En estas fiestas, usted seguramente recibirá más de una oferta para abrir la tarjeta de crédito de alguna tienda. Claro, la oferta de un 20 por ciento extra, o de cero intereses si lo paga completo, puede sonar muy tentadora, pero puede tener un precio. Tenemos 6 consejos a seguir para que disfrute de los beneficios y reduzca los riesgos.
This holiday season, extra discounts with a store credit card may sound tempting, but they can come at a price. Enjoy the benefits but reduce risky credit card debt with these 6 tips.
You might have heard that LIBOR is going away. Here’s what you need to know about LIBOR and adjustable-rate loans.
LIBOR is expected to be discontinued sometime after 2021. Here is information to help consumers understand this market-wide change.
The CFPB offers four tips to help you avoid credit card fraud and protect your information.
The analysis shows that about two thirds of actively used credit card accounts carry a revolving balance. Once consumers begin to revolve, they do so continuously for about 10 months on average, with approximately 15 percent revolving continuously for two years or more. The longer a balance is revolved, the higher the chances that the consumer will continue to revolve a balance.
If you’ve hit a financial rough spot (and think you might miss a credit card payment) contact your creditor as soon as possible. Most will work with you to find a repayment plan that suits your current situation.
Your credit reports and scores can have a major impact on your financial opportunities.
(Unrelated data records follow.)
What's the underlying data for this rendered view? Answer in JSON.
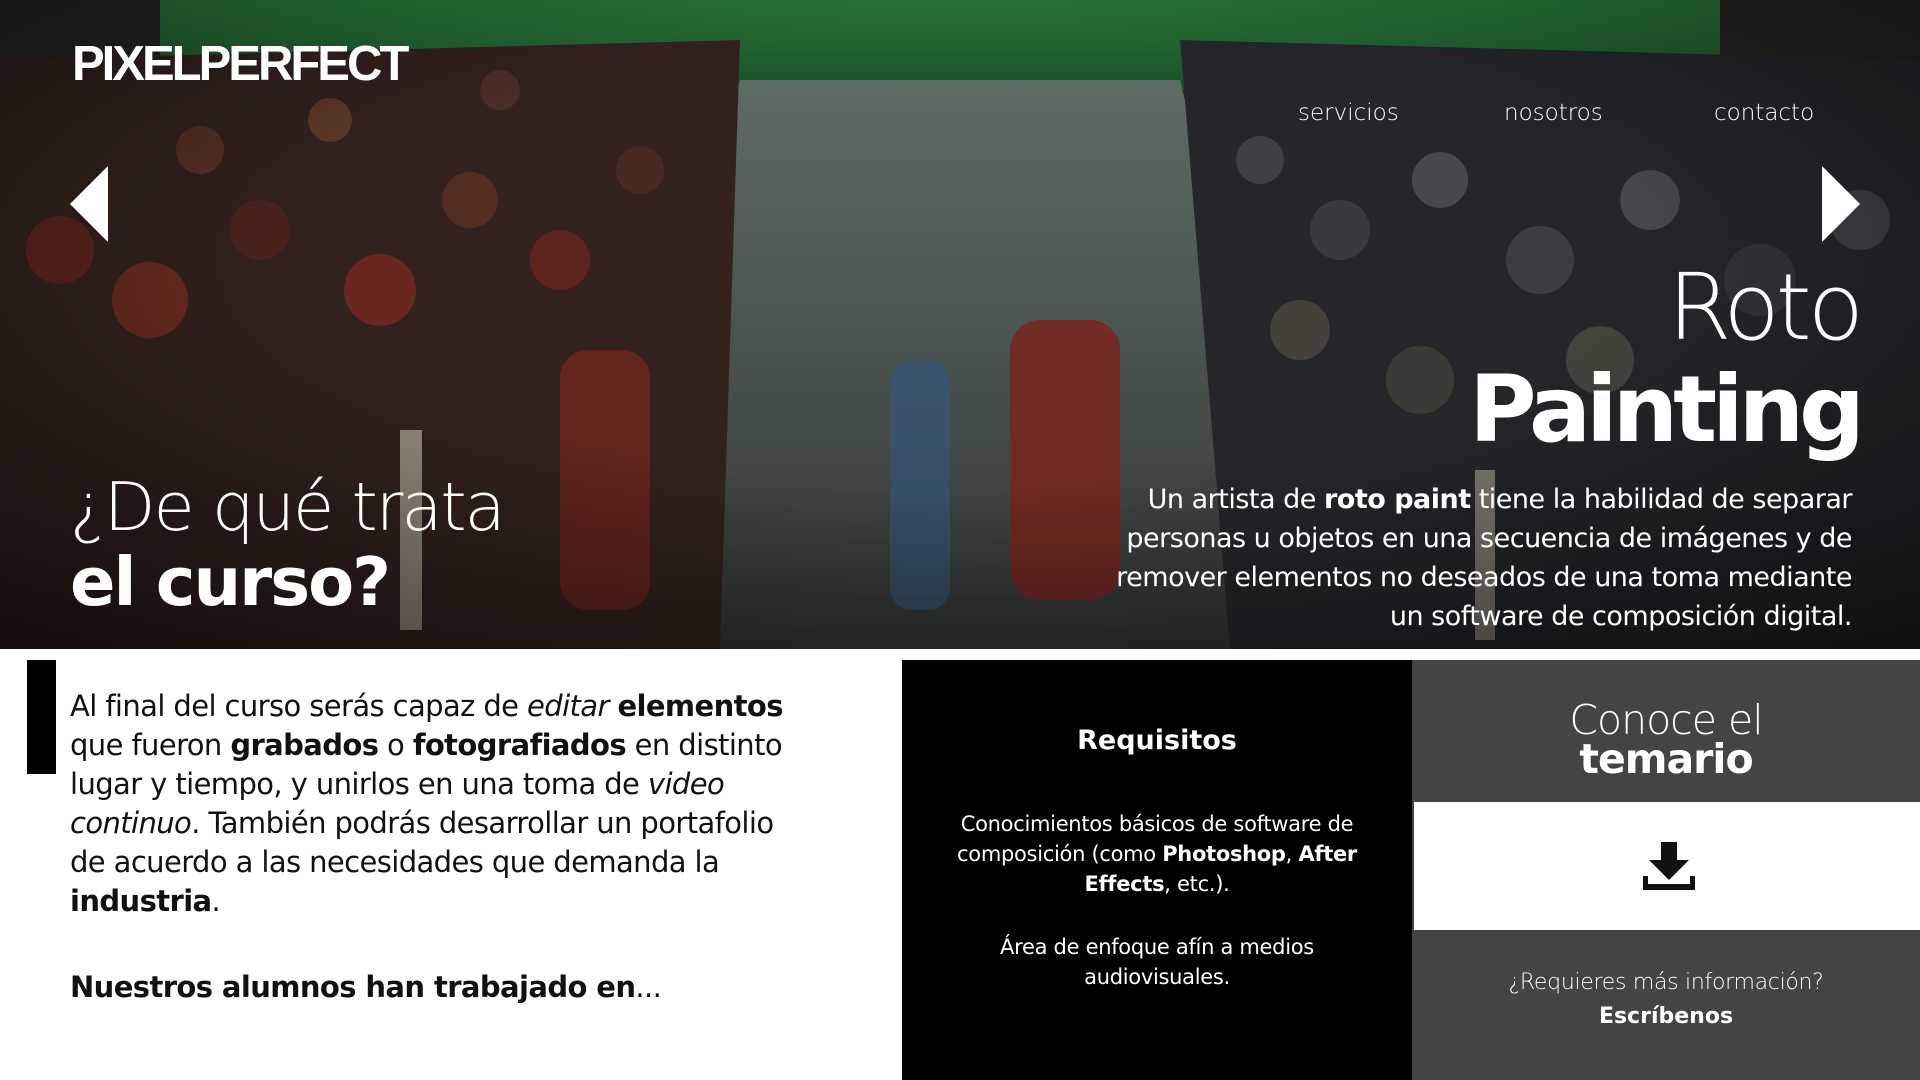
{
  "header": {
    "logo": "PIXELPERFECT",
    "nav": [
      {
        "label": "servicios"
      },
      {
        "label": "nosotros"
      },
      {
        "label": "contacto"
      }
    ]
  },
  "hero": {
    "title_line1": "Roto",
    "title_line2": "Painting",
    "desc_pre": "Un artista de ",
    "desc_bold": "roto paint",
    "desc_post": " tiene la habilidad de separar personas u objetos en una secuencia de imágenes y de remover elementos no deseados de una toma mediante un software de composición digital.",
    "course_line1": "¿De qué trata",
    "course_line2": "el curso?"
  },
  "about": {
    "t1": "Al final del curso serás capaz de ",
    "t2": "editar",
    "t3": "elementos",
    "t4": " que fueron ",
    "t5": "grabados",
    "t6": " o ",
    "t7": "fotografiados",
    "t8": " en distinto lugar y tiempo, y unirlos en una toma de ",
    "t9": "video continuo",
    "t10": ". También podrás desarrollar un portafolio de acuerdo a las necesidades que demanda la ",
    "t11": "industria",
    "t12": ".",
    "alumni_bold": "Nuestros alumnos han trabajado en",
    "alumni_rest": "..."
  },
  "requirements": {
    "title": "Requisitos",
    "p1_pre": "Conocimientos básicos de software de composición (como ",
    "p1_b1": "Photoshop",
    "p1_mid": ", ",
    "p1_b2": "After Effects",
    "p1_post": ", etc.).",
    "p2": "Área de enfoque afín a medios audiovisuales."
  },
  "syllabus": {
    "title_line1": "Conoce el",
    "title_line2": "temario",
    "download_icon": "download-icon",
    "question": "¿Requieres más información?",
    "contact_link": "Escríbenos"
  },
  "colors": {
    "hero_green": "#2f8a43",
    "panel_black": "#000000",
    "panel_gray": "#444444",
    "text_white": "#ffffff"
  }
}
Our new credit booklet can help you better understand your credit reports and scores, learn how to correct inaccuracies, and improve your credit record over time.
If you manage someone else’s money, a new law lets you request a credit freeze on their behalf to help protect them from identity theft and fraud.
New research report detailing how borrowers are paying off their student loans, what they do after, and what it might mean for their personal finances and the broader economy.
Aggregate credit card borrowing exhibits end-of-year seasonal patterns which vary across different sets of consumers
This report finds that aggregate end-of-year consumer credit card borrowing roughly follows end-of-year retail expenditure patterns, with consumer borrowing experiences differing across consumers with different credit scores and different credit card utilization rates at baseline.